We welcomed new Brand Ambassadors – people keen to give up their time, and influence, to share our message far and wide and appear in the media supporting our work and campaigns.
“I remember when The Big Issue launched,” said Eccleston, “to see something like that born makes you proud because you feel like the social conscience of the nation is active.” He imploredsupporters to take out subscriptions or give them as Christmas presents. The former Doctor Who made a number of key media appearances in his new position at Christmas. Fellow actor Daniel Mays likewise appeared on news broadcasts, backing our subscription drive and Christmas campaign, saying that becoming a Big Issue Ambassador was his “most important role to date”.
Actor Sophie Winkleman – aka Lady Fredrick Windsor – also joined up, backing our efforts to support vendors through the toughest days of lockdown, adding: “I believe The Big Issue is vital to the heart and soul of our country.”
Much loved architect and TV mainstay George Clarke appeared on the cover of The Big Issue, pledging his long-term support for us. “It’s a lifetime commitment for me. Because The Big Issue very, very directly and very powerfully makes a difference.”
They joined Sabrina Cohen-Hatton – one of the UK’s most senior firefighters who, as a teenager, sold The Big Issue to work her way out of extreme poverty and street homelessness, who had joined as a Brand Ambassador in 2019 and has since appeared on television and radio in support of The Big Issue.
In February 2021, shadow Justice Secretary and MP for Tottenham, David Lammy, became our newest Brand Ambassador – adding his voice to The Big Issue’s efforts to prevent a homelessness crisis following the pandemic. “In good times, our high streets are busy,” he said. “We see vendors and we buy a magazine committed to ensuring that people who are less well off than us have that lifeline. We’ve got to be there in tougher times as well…”
The Big Issue organisation has undergone five years worth of change in a few months.
We’re now looking to work for those people who, through no fault of their own, have lost their jobs due to Covid and who face the catastrophe of homelessness. We’ve created RORA, the Ride Out Recession Alliance, to keep them in their jobs and homes. And we’re going to spend a lot of time looking at how to help with their work and training.
Through the work that Big Issue founder John Bird is doing as a peer in Westminster, we’re working on a Bill through parliament to build a better future for the next generation.
We’re readying roll-out of Ebike schemes across Britain, schemes that involve work and training for former vendors.
How you can support us.

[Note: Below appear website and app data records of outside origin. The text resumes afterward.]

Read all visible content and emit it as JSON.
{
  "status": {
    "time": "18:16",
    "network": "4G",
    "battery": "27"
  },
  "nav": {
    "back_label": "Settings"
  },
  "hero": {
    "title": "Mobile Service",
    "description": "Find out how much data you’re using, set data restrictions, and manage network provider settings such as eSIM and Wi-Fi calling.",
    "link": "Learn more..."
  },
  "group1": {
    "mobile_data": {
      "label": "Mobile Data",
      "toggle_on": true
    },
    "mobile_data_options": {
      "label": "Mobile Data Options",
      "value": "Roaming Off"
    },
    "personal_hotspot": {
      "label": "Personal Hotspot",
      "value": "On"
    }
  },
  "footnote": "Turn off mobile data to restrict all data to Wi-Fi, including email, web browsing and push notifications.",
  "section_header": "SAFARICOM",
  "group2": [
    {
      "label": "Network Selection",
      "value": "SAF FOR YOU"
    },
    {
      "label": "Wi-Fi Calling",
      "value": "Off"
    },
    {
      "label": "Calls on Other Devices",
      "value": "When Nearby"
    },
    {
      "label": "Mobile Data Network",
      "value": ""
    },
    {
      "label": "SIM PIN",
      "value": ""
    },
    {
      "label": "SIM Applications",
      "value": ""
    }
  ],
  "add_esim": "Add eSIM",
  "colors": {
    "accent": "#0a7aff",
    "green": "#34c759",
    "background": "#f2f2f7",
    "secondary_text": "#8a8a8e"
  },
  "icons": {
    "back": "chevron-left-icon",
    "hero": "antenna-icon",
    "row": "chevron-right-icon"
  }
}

The Big Issue exists to create opportunity for the most vulnerable and marginalised people in the UK to improve their lives. In 2020, the world changed significantly and life has not yet returned to normal. Our mission is more important and more challenging than it has been in our 30-year history. We rely on the generosity of the public to help us to be there for those that need us now and the many that will in the future. Your support via a subscription or a donation goes towards supporting The Big Issue’s mission to help the most vulnerable people in the UK to improve their lives.
- Buy a subscription direct from your nearest vendor and they will receive 50% of net proceeds
- Subscribe to The Big Issue in print or digital and provide a critical lifeline to our work
- Support our vital work with a one off or regular donation
Through the creation of genuinely impactful partnerships, we can work together to positively affect the lives of individuals and communities, and create wide reaching campaigns designed to raise the profile of issues and celebrate the solutions. However your organisation chooses to support The Big Issue, by working together we can extend our impact to help tackle the societal and environmental challenges of our time.
We partner with a wide range of organisations, from football clubs to festivals and financial institutions, and create wide reaching campaigns that positively affect the lives of individuals and communities. By working together, we extend our impact and help tackle the societal and environmental challenges of our time.